[Stored items]
+ + + + + + +
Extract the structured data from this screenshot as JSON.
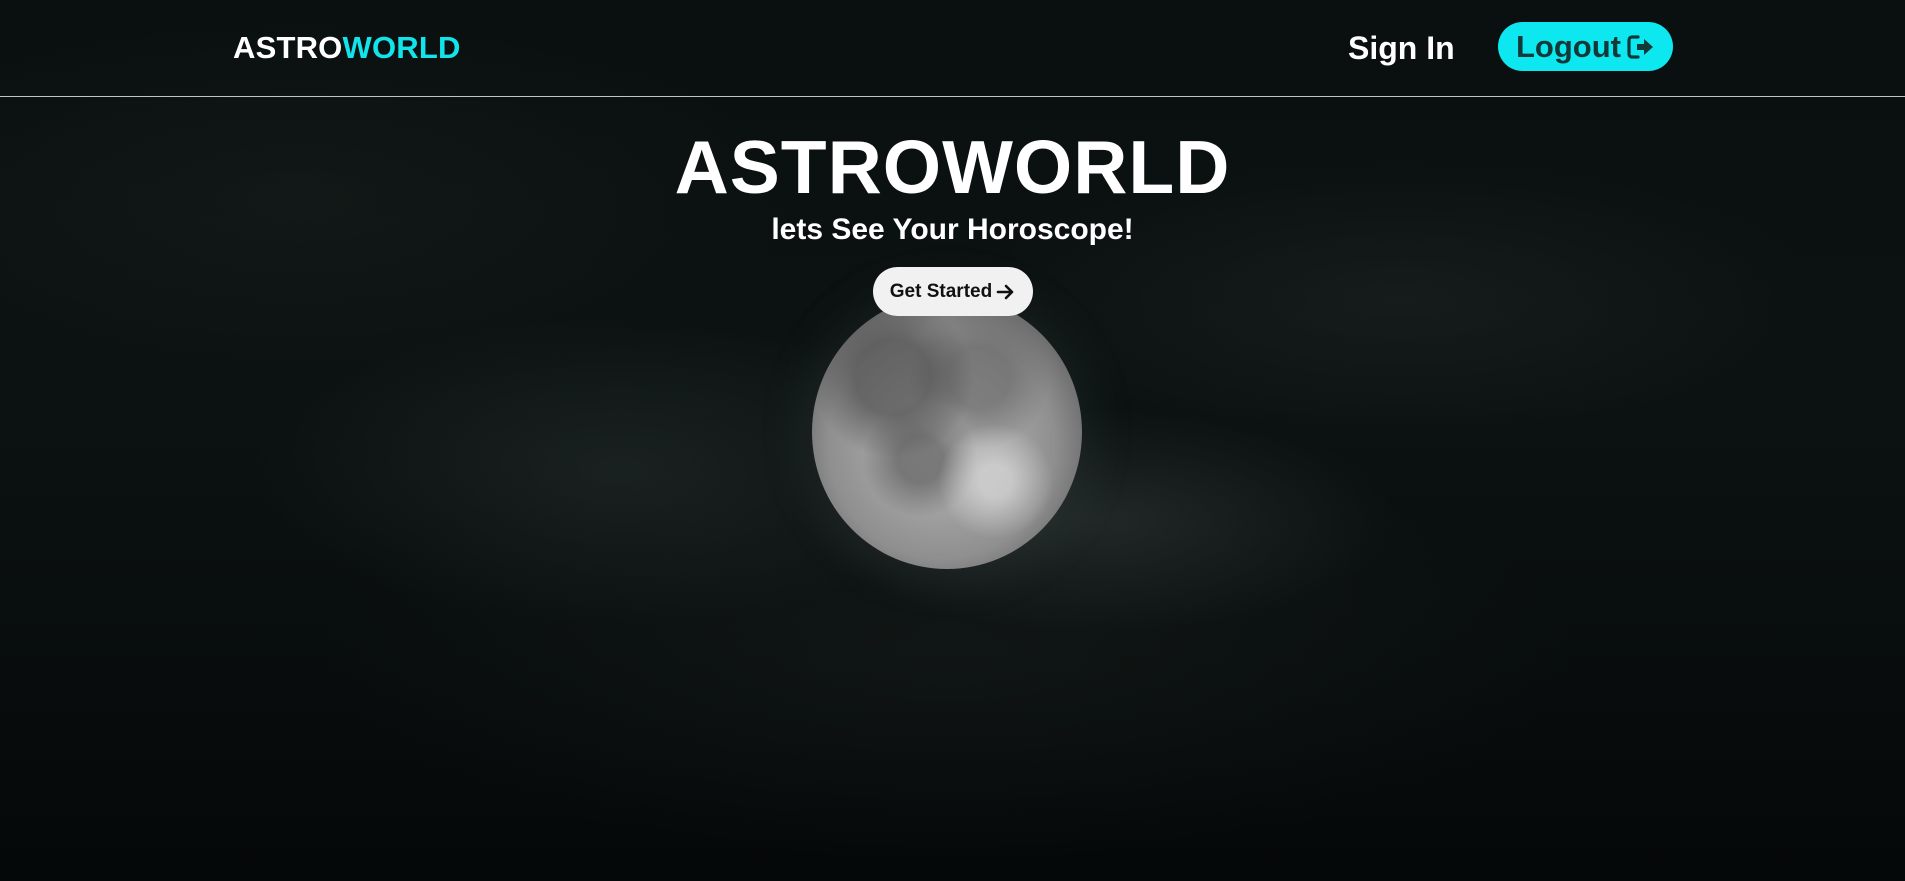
{
  "header": {
    "brand_part1": "ASTRO",
    "brand_part2": "WORLD",
    "signin_label": "Sign In",
    "logout_label": "Logout",
    "logout_icon": "sign-out-icon"
  },
  "hero": {
    "title": "ASTROWORLD",
    "subtitle": "lets See Your Horoscope!",
    "cta_label": "Get Started",
    "cta_icon": "arrow-right-icon",
    "image": "moon-image"
  },
  "colors": {
    "accent": "#0de7ef",
    "background": "#0a0f0f",
    "text": "#ffffff",
    "cta_bg": "#f1f1f1"
  }
}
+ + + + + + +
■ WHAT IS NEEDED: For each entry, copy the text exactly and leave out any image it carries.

■ EXERCISE SOLUTION:
Extract the structured data from this screenshot as JSON.
{
  "header": {
    "brand_part1": "ASTRO",
    "brand_part2": "WORLD",
    "signin_label": "Sign In",
    "logout_label": "Logout",
    "logout_icon": "sign-out-icon"
  },
  "hero": {
    "title": "ASTROWORLD",
    "subtitle": "lets See Your Horoscope!",
    "cta_label": "Get Started",
    "cta_icon": "arrow-right-icon",
    "image": "moon-image"
  },
  "colors": {
    "accent": "#0de7ef",
    "background": "#0a0f0f",
    "text": "#ffffff",
    "cta_bg": "#f1f1f1"
  }
}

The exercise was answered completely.